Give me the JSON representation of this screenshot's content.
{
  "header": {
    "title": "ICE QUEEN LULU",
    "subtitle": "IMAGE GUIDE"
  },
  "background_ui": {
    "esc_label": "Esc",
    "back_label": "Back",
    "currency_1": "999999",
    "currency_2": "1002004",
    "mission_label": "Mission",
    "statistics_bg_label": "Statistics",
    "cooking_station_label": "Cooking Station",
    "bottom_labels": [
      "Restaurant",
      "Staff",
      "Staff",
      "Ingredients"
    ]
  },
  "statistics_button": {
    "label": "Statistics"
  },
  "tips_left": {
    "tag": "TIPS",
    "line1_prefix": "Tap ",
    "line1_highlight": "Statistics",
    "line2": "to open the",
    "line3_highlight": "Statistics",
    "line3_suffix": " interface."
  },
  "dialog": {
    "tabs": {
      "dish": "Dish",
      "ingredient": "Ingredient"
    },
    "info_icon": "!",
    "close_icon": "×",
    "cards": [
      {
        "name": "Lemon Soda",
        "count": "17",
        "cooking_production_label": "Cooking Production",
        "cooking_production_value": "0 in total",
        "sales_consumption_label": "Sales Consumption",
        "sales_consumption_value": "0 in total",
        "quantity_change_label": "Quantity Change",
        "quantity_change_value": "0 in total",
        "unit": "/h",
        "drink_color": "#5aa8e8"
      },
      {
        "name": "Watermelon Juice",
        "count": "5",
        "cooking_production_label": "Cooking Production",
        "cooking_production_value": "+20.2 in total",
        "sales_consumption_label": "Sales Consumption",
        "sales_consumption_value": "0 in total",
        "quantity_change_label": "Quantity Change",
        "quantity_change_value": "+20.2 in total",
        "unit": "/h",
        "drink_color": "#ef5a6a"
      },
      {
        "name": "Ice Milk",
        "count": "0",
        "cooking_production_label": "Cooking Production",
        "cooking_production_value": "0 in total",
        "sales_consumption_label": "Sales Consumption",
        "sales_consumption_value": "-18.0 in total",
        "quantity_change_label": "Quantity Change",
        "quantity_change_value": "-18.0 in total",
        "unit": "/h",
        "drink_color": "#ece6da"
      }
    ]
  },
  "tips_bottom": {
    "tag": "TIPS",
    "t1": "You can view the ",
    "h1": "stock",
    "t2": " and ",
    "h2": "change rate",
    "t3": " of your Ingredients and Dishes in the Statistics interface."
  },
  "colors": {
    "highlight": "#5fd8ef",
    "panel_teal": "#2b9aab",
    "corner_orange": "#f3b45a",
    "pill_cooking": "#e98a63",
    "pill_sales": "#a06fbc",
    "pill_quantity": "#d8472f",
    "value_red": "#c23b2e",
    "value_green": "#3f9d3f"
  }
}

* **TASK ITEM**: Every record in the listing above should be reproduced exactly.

* **OUTPUT BELOW**:
Give me the JSON representation of this screenshot's content.
{
  "header": {
    "title": "ICE QUEEN LULU",
    "subtitle": "IMAGE GUIDE"
  },
  "background_ui": {
    "esc_label": "Esc",
    "back_label": "Back",
    "currency_1": "999999",
    "currency_2": "1002004",
    "mission_label": "Mission",
    "statistics_bg_label": "Statistics",
    "cooking_station_label": "Cooking Station",
    "bottom_labels": [
      "Restaurant",
      "Staff",
      "Staff",
      "Ingredients"
    ]
  },
  "statistics_button": {
    "label": "Statistics"
  },
  "tips_left": {
    "tag": "TIPS",
    "line1_prefix": "Tap ",
    "line1_highlight": "Statistics",
    "line2": "to open the",
    "line3_highlight": "Statistics",
    "line3_suffix": " interface."
  },
  "dialog": {
    "tabs": {
      "dish": "Dish",
      "ingredient": "Ingredient"
    },
    "info_icon": "!",
    "close_icon": "×",
    "cards": [
      {
        "name": "Lemon Soda",
        "count": "17",
        "cooking_production_label": "Cooking Production",
        "cooking_production_value": "0 in total",
        "sales_consumption_label": "Sales Consumption",
        "sales_consumption_value": "0 in total",
        "quantity_change_label": "Quantity Change",
        "quantity_change_value": "0 in total",
        "unit": "/h",
        "drink_color": "#5aa8e8"
      },
      {
        "name": "Watermelon Juice",
        "count": "5",
        "cooking_production_label": "Cooking Production",
        "cooking_production_value": "+20.2 in total",
        "sales_consumption_label": "Sales Consumption",
        "sales_consumption_value": "0 in total",
        "quantity_change_label": "Quantity Change",
        "quantity_change_value": "+20.2 in total",
        "unit": "/h",
        "drink_color": "#ef5a6a"
      },
      {
        "name": "Ice Milk",
        "count": "0",
        "cooking_production_label": "Cooking Production",
        "cooking_production_value": "0 in total",
        "sales_consumption_label": "Sales Consumption",
        "sales_consumption_value": "-18.0 in total",
        "quantity_change_label": "Quantity Change",
        "quantity_change_value": "-18.0 in total",
        "unit": "/h",
        "drink_color": "#ece6da"
      }
    ]
  },
  "tips_bottom": {
    "tag": "TIPS",
    "t1": "You can view the ",
    "h1": "stock",
    "t2": " and ",
    "h2": "change rate",
    "t3": " of your Ingredients and Dishes in the Statistics interface."
  },
  "colors": {
    "highlight": "#5fd8ef",
    "panel_teal": "#2b9aab",
    "corner_orange": "#f3b45a",
    "pill_cooking": "#e98a63",
    "pill_sales": "#a06fbc",
    "pill_quantity": "#d8472f",
    "value_red": "#c23b2e",
    "value_green": "#3f9d3f"
  }
}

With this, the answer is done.